When budgets are introduced just hours before a final vote, “you don’t see this kind of thing,” Demmer said. “And it turns out, they create this fund that really gives the governor authority to make multibillion-dollar decisions without any notification or input from the General Assembly.”
Lawmakers aren’t scheduled to return to Springfield until after the new year, and Democrats seldom need Republican votes to pass legislation.
But Demmer has introduced a proposal that would require the governor to inform legislative leaders in both parties before he spends money from the special fund and ultimately get approval from lawmakers for any outlay. The money would have to be repaid from the general fund if legislators don’t approve.
Pritzker’s plans for the additional $2 billion in spending were easy to overlook.

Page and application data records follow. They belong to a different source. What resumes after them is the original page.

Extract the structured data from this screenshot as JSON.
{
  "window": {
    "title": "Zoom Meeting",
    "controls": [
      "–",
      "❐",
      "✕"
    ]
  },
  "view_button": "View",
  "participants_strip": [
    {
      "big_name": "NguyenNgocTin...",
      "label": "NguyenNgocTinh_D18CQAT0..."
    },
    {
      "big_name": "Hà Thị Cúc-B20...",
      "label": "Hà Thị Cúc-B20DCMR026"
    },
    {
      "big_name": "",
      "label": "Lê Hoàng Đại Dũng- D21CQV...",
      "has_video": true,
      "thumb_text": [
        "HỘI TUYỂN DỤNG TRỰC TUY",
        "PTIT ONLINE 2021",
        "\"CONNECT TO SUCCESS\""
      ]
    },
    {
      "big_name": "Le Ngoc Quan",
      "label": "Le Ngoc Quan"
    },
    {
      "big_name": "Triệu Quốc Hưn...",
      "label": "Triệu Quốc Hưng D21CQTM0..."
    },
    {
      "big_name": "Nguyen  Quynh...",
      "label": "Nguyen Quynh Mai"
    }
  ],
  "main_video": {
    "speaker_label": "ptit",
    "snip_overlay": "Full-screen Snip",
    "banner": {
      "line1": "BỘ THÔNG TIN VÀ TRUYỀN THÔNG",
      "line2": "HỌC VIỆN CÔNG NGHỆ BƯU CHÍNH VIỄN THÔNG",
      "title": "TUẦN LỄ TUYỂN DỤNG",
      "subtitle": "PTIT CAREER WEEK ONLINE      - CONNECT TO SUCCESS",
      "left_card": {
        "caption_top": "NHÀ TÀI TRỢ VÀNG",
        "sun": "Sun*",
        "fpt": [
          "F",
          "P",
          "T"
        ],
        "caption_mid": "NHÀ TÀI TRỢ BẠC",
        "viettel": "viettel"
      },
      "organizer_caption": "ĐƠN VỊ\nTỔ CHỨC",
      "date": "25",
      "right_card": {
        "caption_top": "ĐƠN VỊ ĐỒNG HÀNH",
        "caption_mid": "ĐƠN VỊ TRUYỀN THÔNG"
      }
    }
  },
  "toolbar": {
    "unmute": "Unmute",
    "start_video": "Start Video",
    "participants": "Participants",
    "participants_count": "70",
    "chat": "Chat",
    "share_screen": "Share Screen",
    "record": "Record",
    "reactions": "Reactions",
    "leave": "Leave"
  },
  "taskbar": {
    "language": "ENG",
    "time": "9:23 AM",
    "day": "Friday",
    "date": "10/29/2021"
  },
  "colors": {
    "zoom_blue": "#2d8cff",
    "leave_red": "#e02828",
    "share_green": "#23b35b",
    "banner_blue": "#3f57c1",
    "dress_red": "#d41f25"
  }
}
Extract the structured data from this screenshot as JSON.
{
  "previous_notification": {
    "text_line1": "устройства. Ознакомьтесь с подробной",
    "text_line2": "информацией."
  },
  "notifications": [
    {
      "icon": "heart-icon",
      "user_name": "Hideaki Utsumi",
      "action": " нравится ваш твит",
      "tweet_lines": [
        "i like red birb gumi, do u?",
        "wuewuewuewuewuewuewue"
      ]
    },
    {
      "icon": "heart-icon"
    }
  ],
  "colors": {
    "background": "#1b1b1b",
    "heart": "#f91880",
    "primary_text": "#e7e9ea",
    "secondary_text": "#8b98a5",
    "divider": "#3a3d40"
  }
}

A June 21 document from the governor’s budget office breaks down $2.8 billion in COVID-19 relief spending in the current year makes but no mention of the other money. Neither does the administration’s initial August report to the federal government on the state’s recovery plan.
“These reports focused on identified projects that will be funded by state fiscal recovery funds while other amounts are still preliminary,” Abudayyeh said in an emailed response to questions. “Additional reporting on expenditures of revenue replacement dollars will be provided to U.S. Treasury pursuant to their reporting requirements which are still evolving.”
There was a mention of “$2-$3 billion to replace lost revenues to the state to fund essential government services” in a news release from the governor’s office the day he enacted the spending plan.
The governor’s budget office also provides monthly reports on spending of the federal relief funds to the Legislative Budget Oversight Commission and testifies before the bipartisan panel quarterly.
Using a Treasury Department formula that takes into account pre-pandemic growth, the governor’s office determined the state revenues were roughly $3 billion less in 2020 than they would have been absent the coronavirus-induced slowdown, Abudayyeh said. The federal rules permit the state to use the relief money to make up for that lost revenue, as long as it’s spent on government services that are allowed in the American Rescue Plan.
States can’t use the relief money to pay off most debts or make deposits into pension plans — both major drawbacks for chronically cash-strapped Illinois.